The wildfire burning through Ventura County has scorched 28,000 acres, and firefighters have only 20% of the blaze surrounded, officials said.

The Ventura County Fire Department said the air attack would end at sunset and the Springs fire would be attacked by ground crews. "Barring unusual events, we do not expect to receive any new updates on the fire until tomorrow morning," authorities said in a statement.

Elsewhere in Southern California, firefighters quickly knocked down brush fires that threatened homes in Glendale and the San Gabriel Valley suburb of Walnut.

Glendale officials credited the clearing of flammable brush and a decisive airborne attack from water-dropping helicopters as critical in gaining the upper hand on that 75-acre blaze, which scorched the Chevy Chase Canyon area north of the 134 Freeway.

"We hit it quickly," Glendale spokesman Tom Lorenz said. The city's firefighters, Lorenz said, had been preparing and planning for brush fires due to the recent high winds.

Los Angeles County firefighters took an hour to knock down a five-acre fire that threatened homes in the the 600 block of North Silver Valley Trail in Walnut, a suburb of 30,000 near Diamond Bar.

"We sent the world," said fire inspector Quvondo Johnson. "We've got approximately 200 firefighters -- air, ground, the whole works. ... We didn't play."

In Ventura County, flames have come within 100 feet of multimillion-dollar homes in the Hidden Valley area, nestled in the mountains south of Thousand Oaks. The area includes numerous luxury ranch homes, including many with stables housing horses and other animals.

By 6:30 p.m. Friday, the scene had calmed considerably on Hidden Valley Road.

A small number of apparent residents continued to trickle out of the homes, but most of the vehicular traffic on the road was from fire and law enforcement personnel. Though some trees were visibly burning and others were smoldering off the main road, and occasional hot spots lined the hillside, visible fire activity had died down considerably with one exception.

At least four fire engines were parked atop a vast winding driveway fighting flames that had engulfed majestic green trees about 100 yards behind a sprawling estate.

As the fire creeped closer to the house with its residents watching from the front driveway, firefighters moved up the hill using massive hoses and what sounded like chainsaws.

As of 7:10 p.m., the flames had disappeared behind the trees and the only thing visible was a massive plume of smoke.

A set of about a dozen firefighters walked single file down the house’s driveway, into their vehicles and drove back onto the main road.

The fire Friday scorched the rugged terrain between Pacific Coast Highway and the 101 Freeway.

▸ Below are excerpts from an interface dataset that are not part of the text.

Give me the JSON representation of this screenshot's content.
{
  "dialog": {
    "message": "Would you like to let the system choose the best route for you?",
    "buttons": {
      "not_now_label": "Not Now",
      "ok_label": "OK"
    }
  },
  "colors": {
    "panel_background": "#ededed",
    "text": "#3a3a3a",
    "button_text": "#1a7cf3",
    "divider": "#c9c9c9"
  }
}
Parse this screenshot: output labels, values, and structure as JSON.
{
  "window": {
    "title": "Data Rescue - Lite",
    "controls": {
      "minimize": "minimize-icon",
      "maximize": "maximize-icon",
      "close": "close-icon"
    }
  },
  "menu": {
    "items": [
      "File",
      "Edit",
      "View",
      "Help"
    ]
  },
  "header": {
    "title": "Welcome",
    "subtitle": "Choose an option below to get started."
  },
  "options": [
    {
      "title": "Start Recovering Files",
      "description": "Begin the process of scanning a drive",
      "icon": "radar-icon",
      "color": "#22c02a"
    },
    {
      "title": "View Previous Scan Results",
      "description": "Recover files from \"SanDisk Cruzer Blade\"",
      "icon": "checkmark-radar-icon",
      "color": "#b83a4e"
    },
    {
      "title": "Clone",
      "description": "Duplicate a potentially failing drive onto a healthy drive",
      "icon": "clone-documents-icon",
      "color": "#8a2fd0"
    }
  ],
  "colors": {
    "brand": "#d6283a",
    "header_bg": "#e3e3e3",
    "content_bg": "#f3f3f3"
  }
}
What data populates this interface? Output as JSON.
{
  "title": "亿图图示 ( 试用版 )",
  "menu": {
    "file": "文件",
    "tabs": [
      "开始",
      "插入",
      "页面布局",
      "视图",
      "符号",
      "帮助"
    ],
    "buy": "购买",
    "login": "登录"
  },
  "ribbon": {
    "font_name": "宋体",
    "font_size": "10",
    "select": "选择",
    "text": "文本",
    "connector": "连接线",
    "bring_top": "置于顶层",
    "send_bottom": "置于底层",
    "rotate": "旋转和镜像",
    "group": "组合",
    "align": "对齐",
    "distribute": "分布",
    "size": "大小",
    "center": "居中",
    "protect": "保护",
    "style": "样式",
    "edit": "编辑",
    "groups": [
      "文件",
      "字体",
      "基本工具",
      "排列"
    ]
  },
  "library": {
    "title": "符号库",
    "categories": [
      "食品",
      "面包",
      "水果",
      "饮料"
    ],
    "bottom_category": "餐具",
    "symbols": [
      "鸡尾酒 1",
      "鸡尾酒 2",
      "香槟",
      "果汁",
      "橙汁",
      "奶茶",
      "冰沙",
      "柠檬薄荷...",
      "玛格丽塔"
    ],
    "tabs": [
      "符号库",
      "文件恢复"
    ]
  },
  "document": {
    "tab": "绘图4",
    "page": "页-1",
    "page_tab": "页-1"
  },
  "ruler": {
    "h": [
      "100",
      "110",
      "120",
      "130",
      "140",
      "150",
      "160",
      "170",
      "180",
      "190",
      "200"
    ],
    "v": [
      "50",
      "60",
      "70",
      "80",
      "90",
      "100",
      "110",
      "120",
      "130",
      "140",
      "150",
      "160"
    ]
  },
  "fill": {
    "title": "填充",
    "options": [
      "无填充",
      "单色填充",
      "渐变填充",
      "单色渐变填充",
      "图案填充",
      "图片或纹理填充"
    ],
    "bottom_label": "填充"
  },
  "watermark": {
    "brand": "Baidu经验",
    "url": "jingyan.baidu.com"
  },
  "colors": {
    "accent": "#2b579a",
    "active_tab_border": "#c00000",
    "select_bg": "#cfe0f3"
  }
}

More than 1,000 firefighters were battling the blaze, with helicopters and fixed-wing aircraft flying through thick smoke to drop water and flame retardant.

Residents in Hidden Valley and off Portrero Road have been ordered to evacuate. Evacuations in Sycamore Canyon, Deer Canyon and Yerba Buena remained in effect, Ventura County Fire Department spokesman Bill Nash said.

Nick Schuler, a battalion chief with the California Department of Forestry and Fire Protection's San Diego division, said the homes most susceptible are those that haven't regularly cleared brush hundreds of feet away from their home as county firefighters suggest.

In addition to the 1,000-plus firefighters on the scene, Schuler said hundreds more are en route to the area. Cal Fire said 4,000 homes and 300 commercial properties have been threatened, with 15 residences, 15 outbuildings and five commercial properties damaged.

On Friday afternoon, a shift in winds sent the blaze roaring inland, placing some homes that had escaped the first wave of flames again in the fire's path.

Sue Martin and Coleman Trainor thought the danger has passed Shelburne Farm on Portrero Road, but then they noticed the winds change. When the neighboring ranch began evacuating animals about 2 p.m., they decided they should start to make plans for the 20 horses stabled on their own property.

They worried how they would transport so many animals -- but then the trailers starting rolling in. Complete strangers showed up at the ranch, offering their help.

“This is our third load,” said Lisa Riley, who helped take the horses to a Moorpark equestrian center. “We do this for them because they need the help, and I’m sure they’d do it for us.”

Trainor, who is from Virginia, had never seen a wildfire before. “It’s been really exciting to see the collaboration and assistance from people we don’t even know,” he said. “All of that has helped contribute to a successful evacuation. And now we’ve gotta go.”